1. There's a difference between your gross pay and your net pay
Your salary might sound pretty decent on paper — especially if you've never had one before — but keep in mind that number you've accepted (your gross pay) is higher than the amount you'll actually take home (your net pay). Your paycheck isn't just going to you. Portions of it also go toward federal, state, Social Security and Medicare taxes. Other deductions might include health insurance payments and (if your employer offers it) retirement savings like a 401(k) account (if you choose to put money into it; you should). If you aren't sure how much to contribute, plenty of online tools can help.
When all is said and done, you’ll likely pocket only 60% to 70% of your “salary.” Keep this in mind before planning a budget.
2. Stick to the 50/20/30 rule (within reason)
Once you receive your first paycheck, resist the urge to splurge. Instead, sit down with a calculator and figure how much of your check needs to go toward essential expenses, and how much you can set aside for rainy days (emergencies) or sunny ones (fun stuff).
Assuming you (not your parents) are on the hook for your living expenses, some financial experts recommend the “50/20/30 rule”: 50% of each paycheck goes toward non-negotiable “fixed" costs like rent, utilities and groceries; 20% goes toward savings; and 30% is left for things like personal appearance (clothing, haircuts, etc.), travel and entertainment.
Keep in mind that this rule isn't hard and fast, and depends largely upon how much it costs to live in your region.

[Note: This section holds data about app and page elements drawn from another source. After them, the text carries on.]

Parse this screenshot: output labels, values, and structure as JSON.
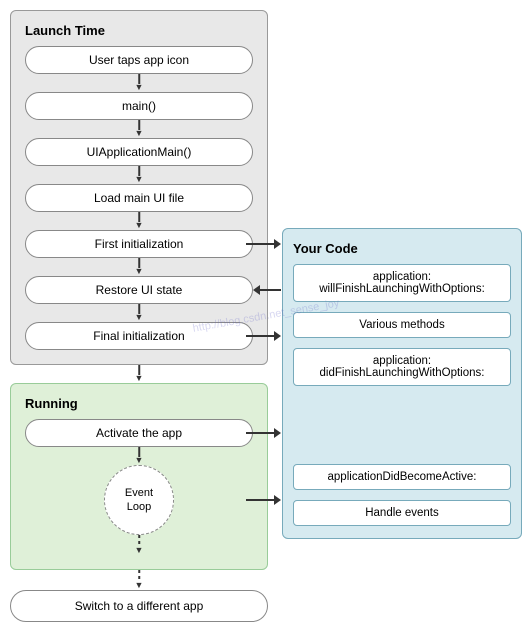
{
  "launch": {
    "label": "Launch Time",
    "boxes": [
      {
        "id": "user-taps",
        "text": "User taps app icon"
      },
      {
        "id": "main",
        "text": "main()"
      },
      {
        "id": "uiappmain",
        "text": "UIApplicationMain()"
      },
      {
        "id": "load-ui",
        "text": "Load main UI file"
      },
      {
        "id": "first-init",
        "text": "First initialization"
      },
      {
        "id": "restore-ui",
        "text": "Restore UI state"
      },
      {
        "id": "final-init",
        "text": "Final initialization"
      }
    ]
  },
  "running": {
    "label": "Running",
    "boxes": [
      {
        "id": "activate",
        "text": "Activate the app"
      }
    ],
    "event_loop": {
      "line1": "Event",
      "line2": "Loop"
    }
  },
  "bottom": {
    "text": "Switch to a different app"
  },
  "your_code": {
    "label": "Your Code",
    "boxes": [
      {
        "id": "will-finish",
        "text": "application:\nwillFinishLaunchingWithOptions:"
      },
      {
        "id": "various",
        "text": "Various methods"
      },
      {
        "id": "did-finish",
        "text": "application:\ndidFinishLaunchingWithOptions:"
      },
      {
        "id": "become-active",
        "text": "applicationDidBecomeActive:"
      },
      {
        "id": "handle-events",
        "text": "Handle events"
      }
    ]
  },
  "watermark": "http://blog.csdn.net_sense_joy"
}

For instance, you'll likely face way higher living expenses if you live in New York City than if you’re in suburban Ohio.

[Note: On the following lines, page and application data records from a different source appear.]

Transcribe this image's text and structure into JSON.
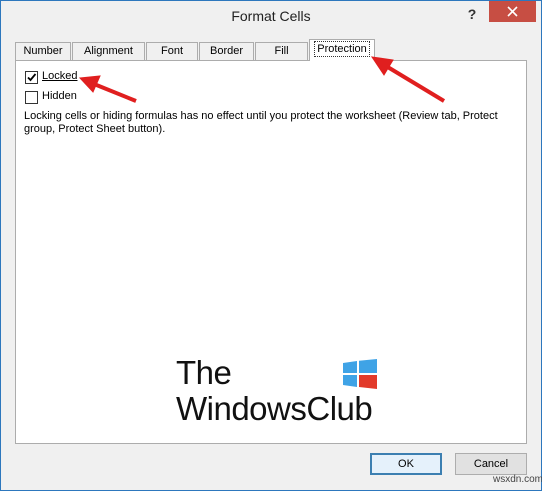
{
  "dialog": {
    "title": "Format Cells",
    "help_label": "?",
    "close_icon": "close-icon"
  },
  "tabs": [
    {
      "label": "Number",
      "active": false
    },
    {
      "label": "Alignment",
      "active": false
    },
    {
      "label": "Font",
      "active": false
    },
    {
      "label": "Border",
      "active": false
    },
    {
      "label": "Fill",
      "active": false
    },
    {
      "label": "Protection",
      "active": true
    }
  ],
  "protection": {
    "locked_label": "Locked",
    "locked_checked": true,
    "hidden_label": "Hidden",
    "hidden_checked": false,
    "description": "Locking cells or hiding formulas has no effect until you protect the worksheet (Review tab, Protect group, Protect Sheet button)."
  },
  "watermark_logo": {
    "line1": "The",
    "line2": "WindowsClub",
    "colors": {
      "blue": "#3fa3e6",
      "red": "#e23a2a"
    }
  },
  "buttons": {
    "ok_label": "OK",
    "cancel_label": "Cancel"
  },
  "site_watermark": "wsxdn.com",
  "colors": {
    "accent_border": "#2d77bd",
    "close_button": "#c74e43",
    "annotation_arrow": "#e01f1f"
  }
}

3. You can keep student loans in check with the right payment strategy
If you're one of the 45 million Americans with student loan debt, the 50/20/30 rule can be particularly hard to follow. But with a little strategic planning, you can avoid forking over your entire paycheck to education lenders.
First, look at your loan’s interest rate, and see if refinancing could allow you to pay a lower interest rate over a longer repayment period. Depending on your income, you may also qualify for loan deferment or forbearance. The federal government also offers income-based repayment plans, which limit the percentage of income that qualified applicants have to pay toward their loans. Websites like studentaid.gov (for federal loans) and Credible.com (for private loans) can help you compare your options.
4. You can always find a better deal for cost-of-living expenses
Necessary expenses like rent, transportation and phone bills comprise a large part of your budget, but they aren't set in stone. Just like you’d shop around for deals on a TV or car, keep scanning rental sites like Rent.com, Apartments.com and, yes, Craigslist for more affordable apartments, and check in with your local utilities to see what sort of special savings, discounts or packages they may be offering.
The little things add up too — consider switching to generic household staples when you hit the grocery store, and ask your HR manager if your company offers pretax transportation benefits. Having even some commuting costs covered will save you that much more each year.
5. Tracking expenses helps you stick to your budget
Never have as much money in your bank account as you'd like? Sit down with your monthly bank statements and take a long, hard look at your spending habits. You'll see all the usual monthly bills, but you might notice surprising patterns.
Do you buy expensive coffee more often than you realize, or splurge on new items right after you receive a paycheck? Recognizing — and curbing — these unplanned and impulse purchases can go a long way toward helping you stay at, or even under, your budget. To stay mindful, consider using an app that helps you budget and track expenses, such as Mint, Billguard or You Need a Budget.
6. Overtime pay is your friend
Clocking long workdays for little money? If you’re salaried (vs. paid by the hour) and put in more than 40 hours a week, your employer might be required to pay you overtime, or at least 1.5 times your regular pay. Check the rules at the Department of Labor’s website (dol.gov), and if you qualify, start volunteering to take on additional early or late-night hours.
If you aren't eligible for overtime, your company may offer other benefits to employees who get stuck working late; for example, they might foot the bill for dinner or a cab ride home.
7. Don't ask for a raise too soon — but don’t stop budgeting if you get one
After initial salary negotiations are made (and first-time budgets blown), you might be tempted to ask your boss for a raise only a few months into the job. But unless your responsibilities have increased substantially, it's not usually a good idea to ask for more money until you've survived at least one annual review. Barring an overnight promotion or an extra-generous supervisor, you're likely stuck with the same pay for the next year or so. But once they do show you more money, stick with your budgeting strategy. The more disciplined you stay, the better off you’ll be down the road.